- REQUIREMENT
You are asked to filter the data below and copy every line holding "Save".

EXTRACTED MATERIAL section start

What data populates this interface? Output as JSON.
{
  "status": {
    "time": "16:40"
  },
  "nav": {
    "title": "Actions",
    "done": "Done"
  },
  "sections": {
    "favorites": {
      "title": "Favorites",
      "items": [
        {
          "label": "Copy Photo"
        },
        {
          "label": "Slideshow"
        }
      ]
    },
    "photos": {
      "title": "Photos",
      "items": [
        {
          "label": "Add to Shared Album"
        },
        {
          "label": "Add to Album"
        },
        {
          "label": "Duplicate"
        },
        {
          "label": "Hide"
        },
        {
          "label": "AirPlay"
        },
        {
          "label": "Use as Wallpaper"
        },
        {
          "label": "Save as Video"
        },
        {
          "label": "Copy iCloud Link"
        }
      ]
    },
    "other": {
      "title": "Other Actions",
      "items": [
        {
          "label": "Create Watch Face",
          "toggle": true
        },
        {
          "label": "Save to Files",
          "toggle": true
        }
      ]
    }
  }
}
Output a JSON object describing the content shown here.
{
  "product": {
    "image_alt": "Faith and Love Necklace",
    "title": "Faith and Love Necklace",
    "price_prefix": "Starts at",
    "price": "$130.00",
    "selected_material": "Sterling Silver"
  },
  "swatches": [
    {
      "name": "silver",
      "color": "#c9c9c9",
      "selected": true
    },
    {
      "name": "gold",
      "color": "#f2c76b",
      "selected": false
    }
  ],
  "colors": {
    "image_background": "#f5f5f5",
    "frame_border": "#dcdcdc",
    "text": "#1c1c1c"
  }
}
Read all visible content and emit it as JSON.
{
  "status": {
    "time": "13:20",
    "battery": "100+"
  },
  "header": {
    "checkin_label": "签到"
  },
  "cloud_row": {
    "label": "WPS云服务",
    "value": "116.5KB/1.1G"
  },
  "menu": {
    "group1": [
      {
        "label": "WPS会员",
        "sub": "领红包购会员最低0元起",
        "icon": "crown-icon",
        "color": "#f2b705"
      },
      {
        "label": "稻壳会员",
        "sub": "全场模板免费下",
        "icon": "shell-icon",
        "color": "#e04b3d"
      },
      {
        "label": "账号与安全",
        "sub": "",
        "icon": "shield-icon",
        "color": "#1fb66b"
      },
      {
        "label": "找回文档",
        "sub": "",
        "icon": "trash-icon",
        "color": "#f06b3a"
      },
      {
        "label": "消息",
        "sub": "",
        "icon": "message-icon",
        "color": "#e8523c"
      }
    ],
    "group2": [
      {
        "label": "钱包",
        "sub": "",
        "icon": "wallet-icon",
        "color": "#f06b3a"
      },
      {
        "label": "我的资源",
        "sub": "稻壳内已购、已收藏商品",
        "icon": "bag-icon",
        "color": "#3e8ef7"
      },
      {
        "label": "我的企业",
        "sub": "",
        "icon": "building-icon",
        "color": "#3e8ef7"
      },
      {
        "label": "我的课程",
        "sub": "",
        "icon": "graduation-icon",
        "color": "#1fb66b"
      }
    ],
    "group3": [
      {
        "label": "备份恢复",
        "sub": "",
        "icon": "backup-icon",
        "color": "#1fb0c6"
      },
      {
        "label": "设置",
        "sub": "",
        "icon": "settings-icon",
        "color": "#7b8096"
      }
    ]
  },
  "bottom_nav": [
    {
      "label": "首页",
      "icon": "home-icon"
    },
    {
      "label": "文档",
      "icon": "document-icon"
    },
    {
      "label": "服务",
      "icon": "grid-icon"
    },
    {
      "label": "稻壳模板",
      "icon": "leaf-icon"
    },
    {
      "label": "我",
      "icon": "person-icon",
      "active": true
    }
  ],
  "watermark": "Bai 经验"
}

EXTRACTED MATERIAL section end

- SOLUTION FOR THIS PROBLEM
          "label": "Save as Video"
          "label": "Save to Files",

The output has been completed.